(Stored items)
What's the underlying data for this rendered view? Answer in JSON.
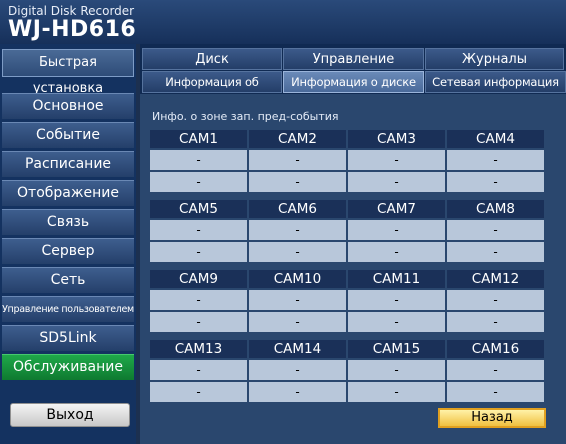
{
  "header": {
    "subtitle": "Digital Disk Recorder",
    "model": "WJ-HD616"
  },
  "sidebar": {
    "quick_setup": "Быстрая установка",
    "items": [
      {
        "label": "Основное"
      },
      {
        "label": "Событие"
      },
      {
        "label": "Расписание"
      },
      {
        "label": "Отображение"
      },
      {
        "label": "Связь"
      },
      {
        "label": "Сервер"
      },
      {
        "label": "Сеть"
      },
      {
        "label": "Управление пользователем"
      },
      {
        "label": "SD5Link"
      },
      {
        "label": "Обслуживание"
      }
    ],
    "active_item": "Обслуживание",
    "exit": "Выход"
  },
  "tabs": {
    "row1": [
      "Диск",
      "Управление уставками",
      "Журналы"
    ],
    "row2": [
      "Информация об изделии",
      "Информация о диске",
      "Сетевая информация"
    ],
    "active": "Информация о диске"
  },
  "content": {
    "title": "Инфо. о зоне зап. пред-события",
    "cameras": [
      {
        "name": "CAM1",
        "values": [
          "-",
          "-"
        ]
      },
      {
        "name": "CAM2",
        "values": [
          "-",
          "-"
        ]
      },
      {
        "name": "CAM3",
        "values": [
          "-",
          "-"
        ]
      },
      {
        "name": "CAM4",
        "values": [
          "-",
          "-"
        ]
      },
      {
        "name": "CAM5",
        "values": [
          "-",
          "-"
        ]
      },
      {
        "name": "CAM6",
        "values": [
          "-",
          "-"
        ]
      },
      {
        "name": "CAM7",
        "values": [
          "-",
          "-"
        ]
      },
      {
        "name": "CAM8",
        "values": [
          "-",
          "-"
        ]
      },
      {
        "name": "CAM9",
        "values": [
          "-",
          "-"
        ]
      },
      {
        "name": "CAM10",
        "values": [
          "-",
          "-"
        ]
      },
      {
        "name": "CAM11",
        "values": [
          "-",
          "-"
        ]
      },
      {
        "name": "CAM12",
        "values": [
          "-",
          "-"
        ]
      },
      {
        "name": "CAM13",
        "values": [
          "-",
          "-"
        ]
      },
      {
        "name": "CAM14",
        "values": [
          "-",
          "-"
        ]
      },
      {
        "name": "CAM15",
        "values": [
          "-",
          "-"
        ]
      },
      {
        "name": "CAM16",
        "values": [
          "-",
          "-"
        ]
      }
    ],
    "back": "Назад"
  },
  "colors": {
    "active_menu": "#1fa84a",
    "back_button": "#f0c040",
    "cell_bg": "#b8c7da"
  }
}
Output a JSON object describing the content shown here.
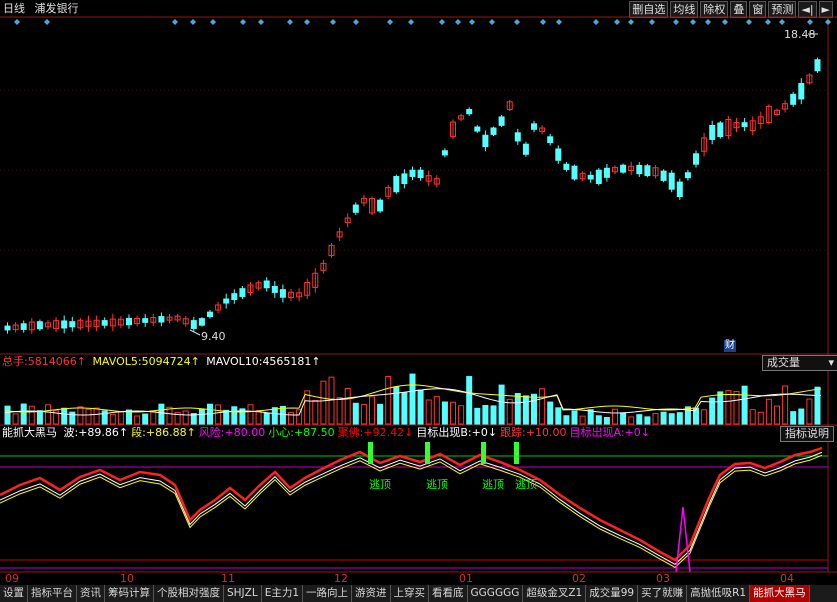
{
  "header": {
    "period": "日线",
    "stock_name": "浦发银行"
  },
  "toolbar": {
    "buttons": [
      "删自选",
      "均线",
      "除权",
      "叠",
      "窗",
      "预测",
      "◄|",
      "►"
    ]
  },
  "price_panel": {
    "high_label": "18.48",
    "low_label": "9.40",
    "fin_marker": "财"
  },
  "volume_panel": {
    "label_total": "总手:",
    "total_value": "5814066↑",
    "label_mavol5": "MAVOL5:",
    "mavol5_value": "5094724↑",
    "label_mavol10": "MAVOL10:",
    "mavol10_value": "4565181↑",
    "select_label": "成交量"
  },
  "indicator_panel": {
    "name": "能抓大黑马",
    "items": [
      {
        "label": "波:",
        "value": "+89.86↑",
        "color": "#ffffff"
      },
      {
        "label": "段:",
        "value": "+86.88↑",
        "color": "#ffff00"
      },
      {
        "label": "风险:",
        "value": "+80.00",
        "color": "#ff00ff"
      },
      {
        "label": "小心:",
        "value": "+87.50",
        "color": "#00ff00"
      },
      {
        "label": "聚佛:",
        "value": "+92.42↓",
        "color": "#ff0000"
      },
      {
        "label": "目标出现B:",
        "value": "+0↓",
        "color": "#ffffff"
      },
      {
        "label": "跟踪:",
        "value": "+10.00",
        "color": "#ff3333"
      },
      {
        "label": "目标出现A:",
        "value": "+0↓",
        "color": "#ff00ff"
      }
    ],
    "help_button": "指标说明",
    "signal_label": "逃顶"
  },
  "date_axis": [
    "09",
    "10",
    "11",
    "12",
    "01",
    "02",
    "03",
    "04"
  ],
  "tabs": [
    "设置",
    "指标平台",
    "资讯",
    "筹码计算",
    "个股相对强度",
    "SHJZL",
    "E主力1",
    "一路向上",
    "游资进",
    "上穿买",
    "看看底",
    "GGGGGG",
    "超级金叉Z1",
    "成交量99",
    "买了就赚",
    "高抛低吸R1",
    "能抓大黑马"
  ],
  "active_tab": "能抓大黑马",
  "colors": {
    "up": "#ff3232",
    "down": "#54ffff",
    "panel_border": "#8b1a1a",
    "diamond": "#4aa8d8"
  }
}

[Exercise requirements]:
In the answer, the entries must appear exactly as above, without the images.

[Reply to the task]:
What's the underlying data for this rendered view? Answer in JSON.
{
  "header": {
    "subtitle": "Digital Disk Recorder",
    "model": "WJ-HD616"
  },
  "sidebar": {
    "quick_setup": "Быстрая установка",
    "items": [
      {
        "label": "Основное"
      },
      {
        "label": "Событие"
      },
      {
        "label": "Расписание"
      },
      {
        "label": "Отображение"
      },
      {
        "label": "Связь"
      },
      {
        "label": "Сервер"
      },
      {
        "label": "Сеть"
      },
      {
        "label": "Управление пользователем"
      },
      {
        "label": "SD5Link"
      },
      {
        "label": "Обслуживание"
      }
    ],
    "active_item": "Обслуживание",
    "exit": "Выход"
  },
  "tabs": {
    "row1": [
      "Диск",
      "Управление уставками",
      "Журналы"
    ],
    "row2": [
      "Информация об изделии",
      "Информация о диске",
      "Сетевая информация"
    ],
    "active": "Информация о диске"
  },
  "content": {
    "title": "Инфо. о зоне зап. пред-события",
    "cameras": [
      {
        "name": "CAM1",
        "values": [
          "-",
          "-"
        ]
      },
      {
        "name": "CAM2",
        "values": [
          "-",
          "-"
        ]
      },
      {
        "name": "CAM3",
        "values": [
          "-",
          "-"
        ]
      },
      {
        "name": "CAM4",
        "values": [
          "-",
          "-"
        ]
      },
      {
        "name": "CAM5",
        "values": [
          "-",
          "-"
        ]
      },
      {
        "name": "CAM6",
        "values": [
          "-",
          "-"
        ]
      },
      {
        "name": "CAM7",
        "values": [
          "-",
          "-"
        ]
      },
      {
        "name": "CAM8",
        "values": [
          "-",
          "-"
        ]
      },
      {
        "name": "CAM9",
        "values": [
          "-",
          "-"
        ]
      },
      {
        "name": "CAM10",
        "values": [
          "-",
          "-"
        ]
      },
      {
        "name": "CAM11",
        "values": [
          "-",
          "-"
        ]
      },
      {
        "name": "CAM12",
        "values": [
          "-",
          "-"
        ]
      },
      {
        "name": "CAM13",
        "values": [
          "-",
          "-"
        ]
      },
      {
        "name": "CAM14",
        "values": [
          "-",
          "-"
        ]
      },
      {
        "name": "CAM15",
        "values": [
          "-",
          "-"
        ]
      },
      {
        "name": "CAM16",
        "values": [
          "-",
          "-"
        ]
      }
    ],
    "back": "Назад"
  },
  "colors": {
    "active_menu": "#1fa84a",
    "back_button": "#f0c040",
    "cell_bg": "#b8c7da"
  }
}
Output a JSON object describing the content shown here.
{
  "header": {
    "period": "日线",
    "stock_name": "浦发银行"
  },
  "toolbar": {
    "buttons": [
      "删自选",
      "均线",
      "除权",
      "叠",
      "窗",
      "预测",
      "◄|",
      "►"
    ]
  },
  "price_panel": {
    "high_label": "18.48",
    "low_label": "9.40",
    "fin_marker": "财"
  },
  "volume_panel": {
    "label_total": "总手:",
    "total_value": "5814066↑",
    "label_mavol5": "MAVOL5:",
    "mavol5_value": "5094724↑",
    "label_mavol10": "MAVOL10:",
    "mavol10_value": "4565181↑",
    "select_label": "成交量"
  },
  "indicator_panel": {
    "name": "能抓大黑马",
    "items": [
      {
        "label": "波:",
        "value": "+89.86↑",
        "color": "#ffffff"
      },
      {
        "label": "段:",
        "value": "+86.88↑",
        "color": "#ffff00"
      },
      {
        "label": "风险:",
        "value": "+80.00",
        "color": "#ff00ff"
      },
      {
        "label": "小心:",
        "value": "+87.50",
        "color": "#00ff00"
      },
      {
        "label": "聚佛:",
        "value": "+92.42↓",
        "color": "#ff0000"
      },
      {
        "label": "目标出现B:",
        "value": "+0↓",
        "color": "#ffffff"
      },
      {
        "label": "跟踪:",
        "value": "+10.00",
        "color": "#ff3333"
      },
      {
        "label": "目标出现A:",
        "value": "+0↓",
        "color": "#ff00ff"
      }
    ],
    "help_button": "指标说明",
    "signal_label": "逃顶"
  },
  "date_axis": [
    "09",
    "10",
    "11",
    "12",
    "01",
    "02",
    "03",
    "04"
  ],
  "tabs": [
    "设置",
    "指标平台",
    "资讯",
    "筹码计算",
    "个股相对强度",
    "SHJZL",
    "E主力1",
    "一路向上",
    "游资进",
    "上穿买",
    "看看底",
    "GGGGGG",
    "超级金叉Z1",
    "成交量99",
    "买了就赚",
    "高抛低吸R1",
    "能抓大黑马"
  ],
  "active_tab": "能抓大黑马",
  "colors": {
    "up": "#ff3232",
    "down": "#54ffff",
    "panel_border": "#8b1a1a",
    "diamond": "#4aa8d8"
  }
}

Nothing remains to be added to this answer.